The county’s Class I landfill, which took household waste, has been closed for several years. The county currently operates a transfer station for household waste where county residents drop their garbage at the landfill, and the county then pays to haul and dispose of it at a private landfill facility.

Carter County Solid Waste Director Benny Lyons recently told members of the county’s Landfill Committee that he is conducting a study to seek an alternative way to handle demolition waste without the cost of having to open a new landfill disposal site. Lyons said he would be looking at the feasibility of expanding the landfill’s current transfer station to accept demo materials as well as household garbage and then transferring both types of solid waste to private landfills.

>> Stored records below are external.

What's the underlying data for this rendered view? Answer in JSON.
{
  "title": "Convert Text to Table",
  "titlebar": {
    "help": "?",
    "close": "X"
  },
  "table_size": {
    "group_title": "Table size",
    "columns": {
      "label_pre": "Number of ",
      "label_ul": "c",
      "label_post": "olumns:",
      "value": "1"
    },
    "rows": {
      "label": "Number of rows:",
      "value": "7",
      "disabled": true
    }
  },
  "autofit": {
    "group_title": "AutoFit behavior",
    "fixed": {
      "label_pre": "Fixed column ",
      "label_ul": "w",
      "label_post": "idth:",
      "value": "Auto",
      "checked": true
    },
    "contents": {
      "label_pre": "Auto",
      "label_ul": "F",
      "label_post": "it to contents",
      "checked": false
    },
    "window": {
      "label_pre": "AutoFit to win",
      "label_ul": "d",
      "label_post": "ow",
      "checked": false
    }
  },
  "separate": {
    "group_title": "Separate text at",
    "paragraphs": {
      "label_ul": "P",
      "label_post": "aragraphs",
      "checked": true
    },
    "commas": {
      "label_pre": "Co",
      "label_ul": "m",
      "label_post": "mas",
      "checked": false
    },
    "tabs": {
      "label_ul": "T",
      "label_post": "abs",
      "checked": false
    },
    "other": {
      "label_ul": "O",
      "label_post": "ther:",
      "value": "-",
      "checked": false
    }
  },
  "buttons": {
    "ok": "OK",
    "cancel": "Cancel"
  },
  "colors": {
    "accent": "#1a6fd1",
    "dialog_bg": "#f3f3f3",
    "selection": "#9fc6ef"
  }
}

Under the plan, the county’s current demo site would “go dormant,” according to Lyons. The current site would be available for the county to use in the event of an emergency, such as major storms for floods, to get rid of demo materials, but everyday demo drop-offs would go through the transfer station to another landfill.

Under this proposal, the county would not have to undergo the costly process of opening a new landfill or paying the fees to close and monitor the current demo site.

“I think with the money situation the county is in, this might be what’s best,” Lyons said.

Lyons and his staff will be looking at a cost analysis to look at the cost and feasibility of expanding the current transfer station. Part of that analysis will be to determine if the transfer station at the landfill has enough space to expand on site.

“We want to try to stay there,” Lyons said, adding that will keep costs down by being able to use the scales and other equipment already in place.

After it is determined whether or not the expansion is feasible, landfill officials will begin looking at the cost of operating the transfer station, including whether current tipping fees for demo disposal would cover the cost of transporting demo waste to the private landfill and pay to dispose of it. If possible, Lyons said the county will have to look for a way to fund the operation, whether it is through county budget funding or a possible increase in tipping fees.

“We’ve not had an increase at the landfill in 10 years,” Lyons said. “Even though our disposal costs have gone up, we’ve not changed.”

Lyons said the analysis and study could take some time to complete and he was not sure when the information could be available for the Landfill Committee.